Exercise directions – Where "title" occurs in a line of the entries below, copy that line.

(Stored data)
+++

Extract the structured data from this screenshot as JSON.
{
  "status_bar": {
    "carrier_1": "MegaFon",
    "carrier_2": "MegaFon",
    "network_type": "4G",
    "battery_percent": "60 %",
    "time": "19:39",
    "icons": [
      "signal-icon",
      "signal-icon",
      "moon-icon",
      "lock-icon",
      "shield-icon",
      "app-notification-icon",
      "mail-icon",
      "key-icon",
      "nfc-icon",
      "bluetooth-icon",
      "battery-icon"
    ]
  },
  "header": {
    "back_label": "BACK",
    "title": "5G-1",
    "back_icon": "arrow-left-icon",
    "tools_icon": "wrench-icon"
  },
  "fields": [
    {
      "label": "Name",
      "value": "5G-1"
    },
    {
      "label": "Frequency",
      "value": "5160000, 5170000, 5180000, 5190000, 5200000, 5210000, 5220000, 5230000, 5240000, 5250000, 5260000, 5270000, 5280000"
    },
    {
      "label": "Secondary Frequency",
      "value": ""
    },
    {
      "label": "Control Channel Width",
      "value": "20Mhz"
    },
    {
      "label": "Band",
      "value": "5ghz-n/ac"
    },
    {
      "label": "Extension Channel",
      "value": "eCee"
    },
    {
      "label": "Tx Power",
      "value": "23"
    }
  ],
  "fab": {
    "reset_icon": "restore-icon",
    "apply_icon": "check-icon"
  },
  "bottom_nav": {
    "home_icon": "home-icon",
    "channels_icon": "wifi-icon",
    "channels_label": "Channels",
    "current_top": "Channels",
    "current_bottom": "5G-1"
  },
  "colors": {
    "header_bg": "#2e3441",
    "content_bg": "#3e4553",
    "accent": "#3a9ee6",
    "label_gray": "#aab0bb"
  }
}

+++

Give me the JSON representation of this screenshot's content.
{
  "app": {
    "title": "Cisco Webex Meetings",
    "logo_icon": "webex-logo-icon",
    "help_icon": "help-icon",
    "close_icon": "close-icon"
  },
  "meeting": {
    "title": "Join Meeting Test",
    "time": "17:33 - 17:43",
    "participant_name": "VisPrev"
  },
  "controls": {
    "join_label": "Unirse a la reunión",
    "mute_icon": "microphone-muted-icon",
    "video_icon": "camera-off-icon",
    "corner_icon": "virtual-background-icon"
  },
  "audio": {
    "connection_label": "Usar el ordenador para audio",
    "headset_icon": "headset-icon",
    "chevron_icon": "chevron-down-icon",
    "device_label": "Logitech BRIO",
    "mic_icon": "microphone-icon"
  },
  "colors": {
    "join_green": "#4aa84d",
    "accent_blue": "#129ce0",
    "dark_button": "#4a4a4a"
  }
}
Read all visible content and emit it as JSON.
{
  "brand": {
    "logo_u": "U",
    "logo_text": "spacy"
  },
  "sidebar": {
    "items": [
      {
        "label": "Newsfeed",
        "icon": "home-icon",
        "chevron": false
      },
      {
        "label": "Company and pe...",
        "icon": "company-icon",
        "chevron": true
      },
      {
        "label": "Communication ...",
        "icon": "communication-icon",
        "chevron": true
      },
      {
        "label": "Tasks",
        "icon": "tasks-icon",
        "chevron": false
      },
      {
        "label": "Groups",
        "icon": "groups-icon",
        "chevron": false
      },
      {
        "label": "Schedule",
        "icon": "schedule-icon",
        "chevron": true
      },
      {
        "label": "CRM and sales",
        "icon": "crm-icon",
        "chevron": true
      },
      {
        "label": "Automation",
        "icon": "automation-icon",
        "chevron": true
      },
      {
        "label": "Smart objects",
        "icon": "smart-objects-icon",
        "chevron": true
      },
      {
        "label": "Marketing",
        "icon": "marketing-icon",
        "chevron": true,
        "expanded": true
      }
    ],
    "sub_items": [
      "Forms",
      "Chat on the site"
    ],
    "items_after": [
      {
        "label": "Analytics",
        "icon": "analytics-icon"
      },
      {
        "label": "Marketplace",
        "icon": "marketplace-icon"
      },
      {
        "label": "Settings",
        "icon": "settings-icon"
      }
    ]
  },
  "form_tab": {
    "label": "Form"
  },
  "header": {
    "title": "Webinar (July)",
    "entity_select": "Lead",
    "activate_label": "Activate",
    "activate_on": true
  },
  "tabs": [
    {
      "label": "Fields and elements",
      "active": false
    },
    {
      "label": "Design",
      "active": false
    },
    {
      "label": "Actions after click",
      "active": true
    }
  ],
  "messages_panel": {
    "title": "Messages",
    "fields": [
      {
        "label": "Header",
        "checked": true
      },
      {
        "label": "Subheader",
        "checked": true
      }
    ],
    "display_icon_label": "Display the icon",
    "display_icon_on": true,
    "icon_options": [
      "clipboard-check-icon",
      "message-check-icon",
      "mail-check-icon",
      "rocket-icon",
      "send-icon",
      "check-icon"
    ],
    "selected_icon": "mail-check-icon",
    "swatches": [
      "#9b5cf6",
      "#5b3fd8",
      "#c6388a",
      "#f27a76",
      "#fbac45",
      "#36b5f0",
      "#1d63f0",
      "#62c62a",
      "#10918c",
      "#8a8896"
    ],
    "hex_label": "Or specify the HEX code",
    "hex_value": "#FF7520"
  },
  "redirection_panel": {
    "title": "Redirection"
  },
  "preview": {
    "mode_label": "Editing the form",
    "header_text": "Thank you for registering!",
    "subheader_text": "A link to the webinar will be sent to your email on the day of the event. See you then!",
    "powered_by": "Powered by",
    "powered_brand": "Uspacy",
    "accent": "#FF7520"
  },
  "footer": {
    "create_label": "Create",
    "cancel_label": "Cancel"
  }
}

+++

Answer to the problem –
    "title": "5G-1",
    "title": "Cisco Webex Meetings",
    "title": "Join Meeting Test",
    "title": "Webinar (July)",
    "title": "Messages",
    "title": "Redirection"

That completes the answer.